____ Recorded data
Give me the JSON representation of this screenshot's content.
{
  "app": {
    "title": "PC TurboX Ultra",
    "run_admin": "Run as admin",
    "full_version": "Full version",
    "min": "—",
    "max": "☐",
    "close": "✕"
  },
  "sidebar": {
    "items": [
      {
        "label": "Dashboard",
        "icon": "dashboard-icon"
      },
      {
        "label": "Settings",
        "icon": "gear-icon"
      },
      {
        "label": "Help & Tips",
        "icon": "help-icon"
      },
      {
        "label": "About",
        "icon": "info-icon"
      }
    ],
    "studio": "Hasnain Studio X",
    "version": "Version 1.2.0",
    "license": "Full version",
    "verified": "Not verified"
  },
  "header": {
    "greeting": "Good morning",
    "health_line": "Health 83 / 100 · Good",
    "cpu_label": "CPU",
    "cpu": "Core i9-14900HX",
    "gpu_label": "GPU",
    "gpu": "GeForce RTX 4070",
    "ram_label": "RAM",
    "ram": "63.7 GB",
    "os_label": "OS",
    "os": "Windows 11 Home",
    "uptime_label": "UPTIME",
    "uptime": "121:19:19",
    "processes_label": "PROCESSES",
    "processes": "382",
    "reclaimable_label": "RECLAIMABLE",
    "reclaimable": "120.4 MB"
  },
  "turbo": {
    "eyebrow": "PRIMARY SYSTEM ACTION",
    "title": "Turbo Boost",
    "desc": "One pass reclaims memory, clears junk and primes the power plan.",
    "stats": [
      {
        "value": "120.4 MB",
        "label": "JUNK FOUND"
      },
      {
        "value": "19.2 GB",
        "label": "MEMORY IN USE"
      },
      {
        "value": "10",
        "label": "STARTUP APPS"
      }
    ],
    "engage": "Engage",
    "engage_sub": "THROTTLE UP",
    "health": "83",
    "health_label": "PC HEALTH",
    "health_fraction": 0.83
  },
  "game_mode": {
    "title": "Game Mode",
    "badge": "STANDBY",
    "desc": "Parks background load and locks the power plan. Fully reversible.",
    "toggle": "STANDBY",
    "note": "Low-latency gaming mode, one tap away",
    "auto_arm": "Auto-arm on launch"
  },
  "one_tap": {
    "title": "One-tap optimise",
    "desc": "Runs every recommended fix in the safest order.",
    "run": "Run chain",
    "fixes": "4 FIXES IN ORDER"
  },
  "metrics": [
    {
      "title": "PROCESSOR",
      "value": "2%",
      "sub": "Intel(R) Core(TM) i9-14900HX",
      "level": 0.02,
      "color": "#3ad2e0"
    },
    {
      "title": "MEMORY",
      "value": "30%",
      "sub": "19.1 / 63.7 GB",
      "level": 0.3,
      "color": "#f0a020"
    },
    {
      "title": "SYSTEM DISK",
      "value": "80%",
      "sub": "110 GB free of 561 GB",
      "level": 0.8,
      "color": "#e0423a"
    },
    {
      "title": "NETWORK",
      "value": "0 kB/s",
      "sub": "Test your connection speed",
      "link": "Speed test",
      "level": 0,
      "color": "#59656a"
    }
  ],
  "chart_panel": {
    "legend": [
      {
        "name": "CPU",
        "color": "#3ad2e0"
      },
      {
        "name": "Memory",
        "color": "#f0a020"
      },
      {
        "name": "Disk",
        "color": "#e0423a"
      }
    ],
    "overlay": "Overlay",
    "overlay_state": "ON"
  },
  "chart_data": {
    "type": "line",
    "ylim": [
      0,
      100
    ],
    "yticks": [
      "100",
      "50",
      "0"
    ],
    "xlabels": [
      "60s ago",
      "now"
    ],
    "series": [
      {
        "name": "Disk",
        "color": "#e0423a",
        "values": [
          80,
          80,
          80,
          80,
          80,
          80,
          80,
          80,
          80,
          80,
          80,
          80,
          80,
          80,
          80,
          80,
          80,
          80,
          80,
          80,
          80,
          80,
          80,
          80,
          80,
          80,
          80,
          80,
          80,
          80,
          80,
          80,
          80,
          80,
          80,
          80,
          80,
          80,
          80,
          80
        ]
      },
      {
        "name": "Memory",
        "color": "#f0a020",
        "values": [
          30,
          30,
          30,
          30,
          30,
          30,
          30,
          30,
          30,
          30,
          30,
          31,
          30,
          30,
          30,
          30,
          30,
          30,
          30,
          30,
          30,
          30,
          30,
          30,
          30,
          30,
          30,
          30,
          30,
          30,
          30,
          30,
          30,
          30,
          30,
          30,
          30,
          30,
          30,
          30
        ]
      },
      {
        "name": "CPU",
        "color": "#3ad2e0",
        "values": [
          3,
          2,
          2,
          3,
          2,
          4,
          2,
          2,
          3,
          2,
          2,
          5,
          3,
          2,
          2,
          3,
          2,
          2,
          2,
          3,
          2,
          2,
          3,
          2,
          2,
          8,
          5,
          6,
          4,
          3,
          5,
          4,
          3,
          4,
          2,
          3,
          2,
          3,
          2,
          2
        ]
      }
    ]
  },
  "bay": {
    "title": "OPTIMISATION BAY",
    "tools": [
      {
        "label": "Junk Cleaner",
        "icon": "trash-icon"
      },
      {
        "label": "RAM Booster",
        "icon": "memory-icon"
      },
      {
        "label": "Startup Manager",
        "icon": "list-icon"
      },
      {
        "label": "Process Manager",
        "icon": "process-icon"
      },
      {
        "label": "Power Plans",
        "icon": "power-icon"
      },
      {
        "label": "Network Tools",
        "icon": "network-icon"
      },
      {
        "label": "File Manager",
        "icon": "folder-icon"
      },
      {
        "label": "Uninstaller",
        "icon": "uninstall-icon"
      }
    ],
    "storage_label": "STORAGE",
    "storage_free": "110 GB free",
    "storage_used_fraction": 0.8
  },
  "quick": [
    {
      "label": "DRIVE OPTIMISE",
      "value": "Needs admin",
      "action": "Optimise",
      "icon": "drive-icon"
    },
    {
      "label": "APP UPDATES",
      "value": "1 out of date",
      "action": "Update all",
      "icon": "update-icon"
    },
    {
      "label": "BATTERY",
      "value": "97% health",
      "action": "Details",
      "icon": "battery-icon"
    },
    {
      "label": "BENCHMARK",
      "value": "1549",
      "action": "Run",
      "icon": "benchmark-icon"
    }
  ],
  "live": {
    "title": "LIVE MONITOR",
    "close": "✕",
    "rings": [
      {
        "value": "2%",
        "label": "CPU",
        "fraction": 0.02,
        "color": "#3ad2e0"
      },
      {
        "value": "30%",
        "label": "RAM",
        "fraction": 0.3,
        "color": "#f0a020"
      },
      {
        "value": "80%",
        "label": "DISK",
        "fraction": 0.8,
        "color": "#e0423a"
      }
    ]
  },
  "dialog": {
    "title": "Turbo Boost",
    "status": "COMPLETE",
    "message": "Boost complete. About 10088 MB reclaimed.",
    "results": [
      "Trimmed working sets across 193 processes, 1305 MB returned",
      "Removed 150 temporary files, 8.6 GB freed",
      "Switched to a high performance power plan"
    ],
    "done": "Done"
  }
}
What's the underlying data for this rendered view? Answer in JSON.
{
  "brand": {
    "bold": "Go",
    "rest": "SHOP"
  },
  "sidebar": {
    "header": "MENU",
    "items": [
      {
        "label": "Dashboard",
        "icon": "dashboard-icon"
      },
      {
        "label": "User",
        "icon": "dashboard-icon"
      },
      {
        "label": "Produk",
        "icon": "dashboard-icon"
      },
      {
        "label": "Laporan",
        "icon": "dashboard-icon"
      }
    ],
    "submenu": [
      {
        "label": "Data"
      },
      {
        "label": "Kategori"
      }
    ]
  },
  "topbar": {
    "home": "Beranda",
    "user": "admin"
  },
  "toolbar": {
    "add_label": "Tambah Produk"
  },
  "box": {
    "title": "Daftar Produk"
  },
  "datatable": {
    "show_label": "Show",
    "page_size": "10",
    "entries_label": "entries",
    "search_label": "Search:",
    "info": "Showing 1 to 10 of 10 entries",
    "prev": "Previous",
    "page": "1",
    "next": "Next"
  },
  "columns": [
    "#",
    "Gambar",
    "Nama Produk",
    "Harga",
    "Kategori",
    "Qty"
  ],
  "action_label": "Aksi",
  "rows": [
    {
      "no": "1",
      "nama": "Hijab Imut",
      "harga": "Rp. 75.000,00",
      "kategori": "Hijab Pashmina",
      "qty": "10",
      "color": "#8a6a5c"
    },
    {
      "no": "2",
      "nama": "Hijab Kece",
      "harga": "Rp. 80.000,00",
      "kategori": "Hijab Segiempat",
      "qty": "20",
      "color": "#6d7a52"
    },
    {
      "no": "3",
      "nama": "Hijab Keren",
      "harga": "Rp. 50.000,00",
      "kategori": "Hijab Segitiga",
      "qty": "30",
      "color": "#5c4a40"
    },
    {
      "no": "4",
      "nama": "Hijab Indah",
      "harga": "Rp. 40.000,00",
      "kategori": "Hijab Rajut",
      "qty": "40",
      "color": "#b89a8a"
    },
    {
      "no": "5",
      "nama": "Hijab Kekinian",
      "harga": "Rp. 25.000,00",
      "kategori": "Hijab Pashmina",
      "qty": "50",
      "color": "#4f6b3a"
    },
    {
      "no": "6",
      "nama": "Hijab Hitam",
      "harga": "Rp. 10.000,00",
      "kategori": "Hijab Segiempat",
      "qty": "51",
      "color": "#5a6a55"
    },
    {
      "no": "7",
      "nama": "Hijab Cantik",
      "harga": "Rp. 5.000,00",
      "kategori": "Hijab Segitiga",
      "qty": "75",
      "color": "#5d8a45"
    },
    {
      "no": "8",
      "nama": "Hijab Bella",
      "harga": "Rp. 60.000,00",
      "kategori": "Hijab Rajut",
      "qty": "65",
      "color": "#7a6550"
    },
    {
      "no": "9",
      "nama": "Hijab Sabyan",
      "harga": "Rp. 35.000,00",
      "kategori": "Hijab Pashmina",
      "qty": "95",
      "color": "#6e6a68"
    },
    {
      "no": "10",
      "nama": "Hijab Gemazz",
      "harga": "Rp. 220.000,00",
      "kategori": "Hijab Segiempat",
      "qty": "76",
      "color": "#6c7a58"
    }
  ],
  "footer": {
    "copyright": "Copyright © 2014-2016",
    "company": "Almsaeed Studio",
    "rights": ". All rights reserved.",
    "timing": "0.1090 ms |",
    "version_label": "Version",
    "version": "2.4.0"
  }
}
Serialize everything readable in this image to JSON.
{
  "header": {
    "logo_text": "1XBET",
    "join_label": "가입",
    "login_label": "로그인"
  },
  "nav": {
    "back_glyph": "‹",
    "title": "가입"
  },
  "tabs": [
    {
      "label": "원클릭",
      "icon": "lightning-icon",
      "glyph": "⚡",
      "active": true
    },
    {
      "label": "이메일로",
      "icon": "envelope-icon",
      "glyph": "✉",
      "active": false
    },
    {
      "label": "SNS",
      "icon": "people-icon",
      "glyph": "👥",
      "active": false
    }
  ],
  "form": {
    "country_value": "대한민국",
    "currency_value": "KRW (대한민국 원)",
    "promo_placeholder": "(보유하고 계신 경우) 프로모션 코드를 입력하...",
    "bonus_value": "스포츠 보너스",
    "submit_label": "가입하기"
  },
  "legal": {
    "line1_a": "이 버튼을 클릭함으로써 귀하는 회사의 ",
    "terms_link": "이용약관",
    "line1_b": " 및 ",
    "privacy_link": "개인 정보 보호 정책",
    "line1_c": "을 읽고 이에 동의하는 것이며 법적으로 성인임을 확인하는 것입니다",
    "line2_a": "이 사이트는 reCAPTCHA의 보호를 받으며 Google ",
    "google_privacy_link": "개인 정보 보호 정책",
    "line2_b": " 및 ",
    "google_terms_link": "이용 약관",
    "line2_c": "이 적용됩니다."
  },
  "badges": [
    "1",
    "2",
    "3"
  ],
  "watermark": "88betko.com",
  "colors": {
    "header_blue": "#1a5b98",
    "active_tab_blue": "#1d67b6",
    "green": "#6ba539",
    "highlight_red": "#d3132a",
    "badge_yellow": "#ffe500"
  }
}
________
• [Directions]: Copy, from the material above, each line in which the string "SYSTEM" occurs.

• [Answer area]:
    "eyebrow": "PRIMARY SYSTEM ACTION",
      "title": "SYSTEM DISK",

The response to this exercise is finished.